Work to complete>
Your answer should be every line of the records that contains the word "Quốc".
--------------------------------
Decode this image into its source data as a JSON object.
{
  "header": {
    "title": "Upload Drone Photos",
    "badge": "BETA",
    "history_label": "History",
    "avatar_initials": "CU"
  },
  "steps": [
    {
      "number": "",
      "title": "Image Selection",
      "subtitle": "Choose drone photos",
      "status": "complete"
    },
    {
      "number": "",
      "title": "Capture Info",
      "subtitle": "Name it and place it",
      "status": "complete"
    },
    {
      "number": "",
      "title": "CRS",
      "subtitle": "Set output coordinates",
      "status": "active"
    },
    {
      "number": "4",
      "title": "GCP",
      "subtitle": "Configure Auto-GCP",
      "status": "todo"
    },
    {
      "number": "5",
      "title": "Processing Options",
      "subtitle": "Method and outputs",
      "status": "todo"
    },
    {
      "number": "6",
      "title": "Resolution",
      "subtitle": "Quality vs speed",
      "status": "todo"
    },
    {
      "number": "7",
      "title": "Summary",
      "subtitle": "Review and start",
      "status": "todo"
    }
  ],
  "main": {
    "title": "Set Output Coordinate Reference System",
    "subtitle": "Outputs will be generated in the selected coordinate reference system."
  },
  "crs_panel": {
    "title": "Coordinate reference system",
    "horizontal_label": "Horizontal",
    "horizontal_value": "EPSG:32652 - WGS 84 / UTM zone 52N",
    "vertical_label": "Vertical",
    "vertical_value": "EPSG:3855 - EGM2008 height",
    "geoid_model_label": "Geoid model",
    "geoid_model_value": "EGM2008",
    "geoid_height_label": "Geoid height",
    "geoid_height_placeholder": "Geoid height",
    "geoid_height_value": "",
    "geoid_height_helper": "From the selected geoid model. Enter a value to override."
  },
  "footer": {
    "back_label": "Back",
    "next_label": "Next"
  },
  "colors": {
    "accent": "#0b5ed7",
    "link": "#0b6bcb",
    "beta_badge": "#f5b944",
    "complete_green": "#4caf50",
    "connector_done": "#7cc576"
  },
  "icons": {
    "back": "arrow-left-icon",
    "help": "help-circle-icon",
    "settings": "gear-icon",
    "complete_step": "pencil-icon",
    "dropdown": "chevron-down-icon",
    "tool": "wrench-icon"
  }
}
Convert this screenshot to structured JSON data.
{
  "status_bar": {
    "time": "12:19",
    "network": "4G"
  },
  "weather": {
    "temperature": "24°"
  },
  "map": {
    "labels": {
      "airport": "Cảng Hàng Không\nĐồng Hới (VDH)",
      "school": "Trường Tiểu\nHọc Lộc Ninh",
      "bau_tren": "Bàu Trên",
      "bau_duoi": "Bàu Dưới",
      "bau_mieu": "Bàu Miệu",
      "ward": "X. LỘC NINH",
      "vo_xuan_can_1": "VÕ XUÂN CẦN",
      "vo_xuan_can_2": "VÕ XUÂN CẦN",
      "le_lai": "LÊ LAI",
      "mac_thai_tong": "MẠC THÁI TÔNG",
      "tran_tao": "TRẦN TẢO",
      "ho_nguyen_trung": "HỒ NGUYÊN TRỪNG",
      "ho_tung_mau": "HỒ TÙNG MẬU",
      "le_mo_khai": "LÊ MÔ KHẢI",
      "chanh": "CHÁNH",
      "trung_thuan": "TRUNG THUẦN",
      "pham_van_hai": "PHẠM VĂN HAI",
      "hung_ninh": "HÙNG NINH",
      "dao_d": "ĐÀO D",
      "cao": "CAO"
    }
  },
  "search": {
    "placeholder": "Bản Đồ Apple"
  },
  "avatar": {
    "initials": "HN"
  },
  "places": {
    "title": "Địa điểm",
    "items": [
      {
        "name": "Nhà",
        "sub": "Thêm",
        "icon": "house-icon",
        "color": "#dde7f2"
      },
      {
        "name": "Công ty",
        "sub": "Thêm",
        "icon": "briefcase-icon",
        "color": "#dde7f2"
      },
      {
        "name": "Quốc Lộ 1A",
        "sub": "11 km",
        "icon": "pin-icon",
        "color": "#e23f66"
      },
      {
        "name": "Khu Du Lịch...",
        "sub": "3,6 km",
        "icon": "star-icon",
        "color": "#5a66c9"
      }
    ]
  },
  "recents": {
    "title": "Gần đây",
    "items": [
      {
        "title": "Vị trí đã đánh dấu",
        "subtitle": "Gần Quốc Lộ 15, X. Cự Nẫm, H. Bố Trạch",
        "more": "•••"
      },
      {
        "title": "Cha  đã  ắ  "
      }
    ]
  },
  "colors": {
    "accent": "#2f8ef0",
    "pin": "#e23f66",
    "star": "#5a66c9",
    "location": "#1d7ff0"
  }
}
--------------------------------
Response for this exercise>
        "name": "Quốc Lộ 1A",
        "subtitle": "Gần Quốc Lộ 15, X. Cự Nẫm, H. Bố Trạch",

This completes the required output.